While phone calls to Post's headquarters were unsuccessful, a database of E-Verify users revealed that the company does not use the online worker verification program, despite its very public lawlessness. It is unclear whether ICE will be visiting the newspaper's office anytime soon and whether Mr. Perl will be held accountable for his actions.

For his part, Mr. Perl feels no remorse for intentionally violating federal law. In fact, he appears to believe that the Washington Post is above the law:

This was, at the time, not a close call. It was clear to me that I believed that my taking action would have resulted in his losing his job and maybe being deported. And I felt like, at his age and his situation, that as much as I trust the leadership of the Washington Post, they would have been obligated to put in motion a whole series of events that were clearly going to result in real damage to Jose.

And I made a tactical judgment. … it seemed clear to me that he was OK in his current status, he had a valid driver's license.

Of course, that license was not valid, and Perl knew it. This is a prime example of how immigration lawlessness in one state can lead to additional lawlessness elsewhere. A person like Mr. Perl – who feels that his judgment as to the importance of immigration laws is superior than the collective judgment of the American citizenry which placed these laws on the books – does damage to the United States and to the legal immigrants and citizens who may have taken this job.

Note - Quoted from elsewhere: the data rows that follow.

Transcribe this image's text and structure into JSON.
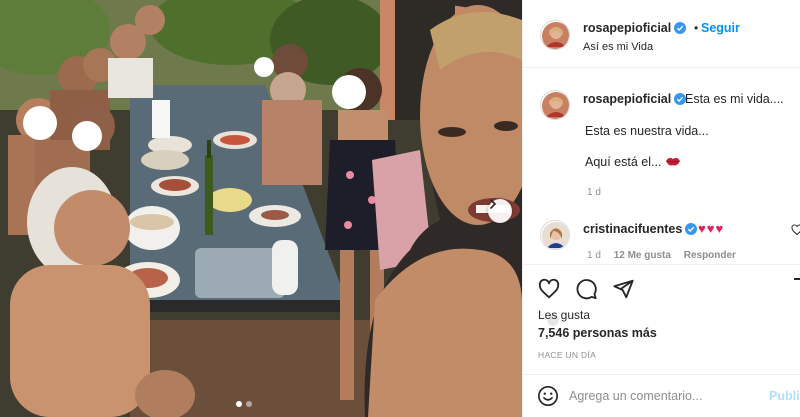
{
  "post": {
    "author": "rosapepioficial",
    "follow_label": "Seguir",
    "separator": "•",
    "location": "Así es mi Vida"
  },
  "caption": {
    "username": "rosapepioficial",
    "line1": "Esta es mi vida....",
    "line2": "Esta es nuestra vida...",
    "line3": "Aquí está el...",
    "time": "1 d"
  },
  "comment": {
    "username": "cristinacifuentes",
    "text": "♥♥♥",
    "time": "1 d",
    "likes": "12 Me gusta",
    "reply": "Responder"
  },
  "likes": {
    "prefix": "Les gusta",
    "count": "7,546 personas más"
  },
  "timestamp": "HACE UN DÍA",
  "add_comment": {
    "placeholder": "Agrega un comentario...",
    "publish": "Publicar"
  },
  "carousel": {
    "current": 1,
    "total": 2
  },
  "icons": {
    "heart": "heart-icon",
    "comment": "comment-icon",
    "share": "send-icon",
    "save": "bookmark-icon",
    "emoji": "smiley-icon",
    "next": "chevron-right-icon",
    "verified": "verified-badge-icon"
  },
  "colors": {
    "link": "#0095f6",
    "verified": "#3897f0",
    "muted": "#8e8e8e",
    "heart": "#e0245e"
  }
}
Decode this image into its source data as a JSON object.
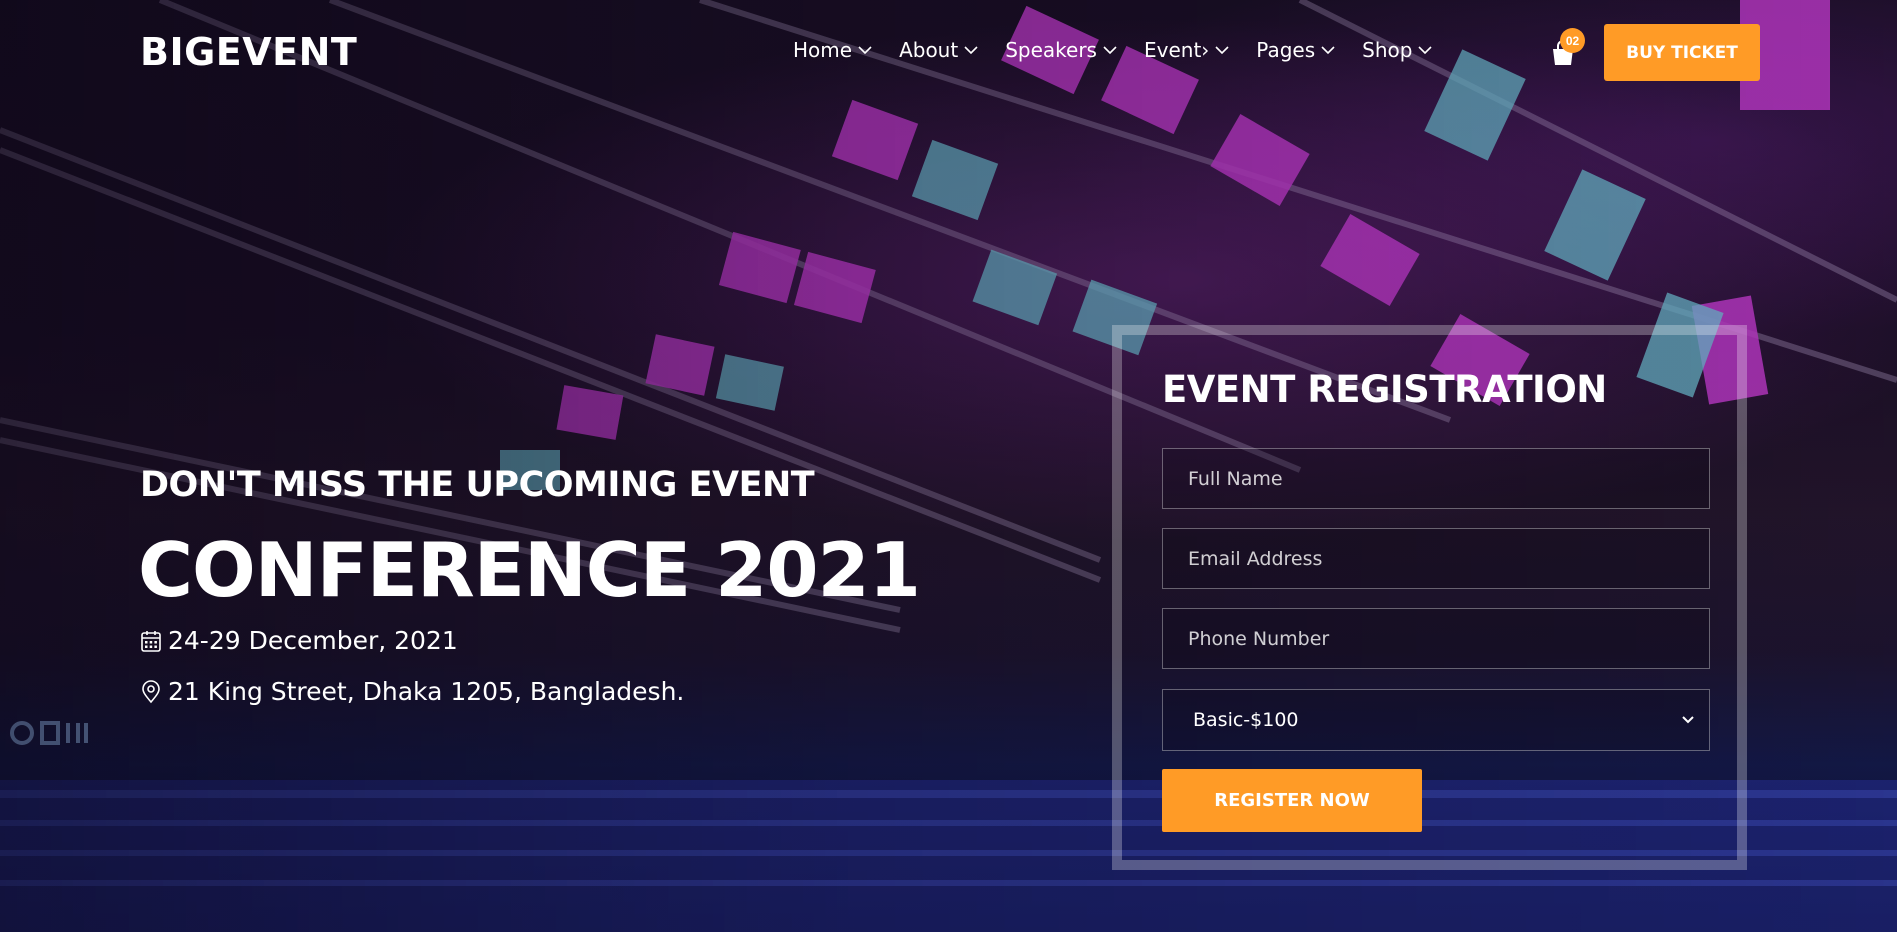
{
  "brand": {
    "logo": "BIGEVENT"
  },
  "nav": {
    "items": [
      {
        "label": "Home"
      },
      {
        "label": "About"
      },
      {
        "label": "Speakers"
      },
      {
        "label": "Event›"
      },
      {
        "label": "Pages"
      },
      {
        "label": "Shop"
      }
    ]
  },
  "cart": {
    "count": "02",
    "icon": "shopping-bag-icon"
  },
  "header": {
    "buy_label": "BUY TICKET"
  },
  "hero": {
    "subheading": "DON'T MISS THE UPCOMING EVENT",
    "heading": "CONFERENCE 2021",
    "date": "24-29 December, 2021",
    "location": "21 King Street, Dhaka 1205, Bangladesh."
  },
  "registration": {
    "title": "EVENT REGISTRATION",
    "name_placeholder": "Full Name",
    "email_placeholder": "Email Address",
    "phone_placeholder": "Phone Number",
    "ticket_selected": "Basic-$100",
    "submit_label": "REGISTER NOW"
  },
  "colors": {
    "accent": "#ff9b26",
    "text": "#ffffff"
  }
}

These violations are only the tip of the iceberg. In his article, Vargas explained that he and his family have been involved with a lot of fraud and attempts at fraud. For example, Vargas explained how his grandfather lied on immigration forms in an attempt to get his married daughter (Vargas's mother) into the United States, and also attempted to get her here through a tourist visa, which they viewed as a means towards permanent settlement. The grandfather also paid a human smuggler to bring Vargas into the United States under a fake name and fake passport. The grandfather obtained a fake Filipino passport in Vargas's real name, "adorned with a fake student visa" and "fraudulent green card." Vargas and his grandfather used the fake documents to get a Social Security card from the Social Security Administration. The grandfather then made fraudulent copies of the card, hiding the "Valid for work only with I.N.S. authorization" language.

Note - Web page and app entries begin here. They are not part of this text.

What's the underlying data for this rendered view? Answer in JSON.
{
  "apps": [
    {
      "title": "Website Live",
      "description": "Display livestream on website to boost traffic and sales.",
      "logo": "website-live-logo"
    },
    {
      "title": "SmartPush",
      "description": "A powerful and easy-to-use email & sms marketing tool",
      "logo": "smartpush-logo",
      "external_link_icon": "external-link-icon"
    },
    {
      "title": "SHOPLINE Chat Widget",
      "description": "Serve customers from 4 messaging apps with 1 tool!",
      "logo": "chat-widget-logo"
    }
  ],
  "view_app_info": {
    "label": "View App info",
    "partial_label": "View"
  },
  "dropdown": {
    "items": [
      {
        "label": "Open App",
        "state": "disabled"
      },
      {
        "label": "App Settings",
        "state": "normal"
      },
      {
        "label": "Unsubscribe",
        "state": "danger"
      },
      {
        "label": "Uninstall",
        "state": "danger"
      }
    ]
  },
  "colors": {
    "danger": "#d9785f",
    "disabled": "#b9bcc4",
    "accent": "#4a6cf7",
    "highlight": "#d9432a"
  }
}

Vargas also found work at a Subway restaurant, a Y.M.C.A., a tennis club, and seemingly a number of other positions for more than a decade. Vargas claims that the businesses rarely asked to check his original Social Security card and that, when they did, he gave them the fraudulent photocopy. In addition, Vargas checked the citizenship box on his federal I-9 forms because, as he explained, "claiming full citizenship was actually easier than declaring permanent resident green card status, which would have required me to provide an alien registration number." For this I-9 fraud alone, Vargas can be fined and jailed up to 5 years under 18 USCS § 1001(a). He also is liable for perjury. Time will tell if the federal government feels aliens can openly violate these statutes without fear of being held accountable.

The Washington Post is not the only news agency with lax employment standards. Vargas explains that the San Francisco Chronicle, Philadelphia Daily News, the Seattle Times, the Huffington Post, and The New Yorker also do a poor job screening candidates for employment eligibility.

Thus far, the legal repercussions for all of this illegal activity – other than the driver's license invalidation – do not appear to be forthcoming.

If these violations are not investigated by the authorities, if the aforementioned media outlets don't start using E-Verify, and if Vargas isn't penalized and facing deportation before the end of the year, then the journalist class should not be surprised that the American public continues to feel that our immigration laws are not being taken seriously.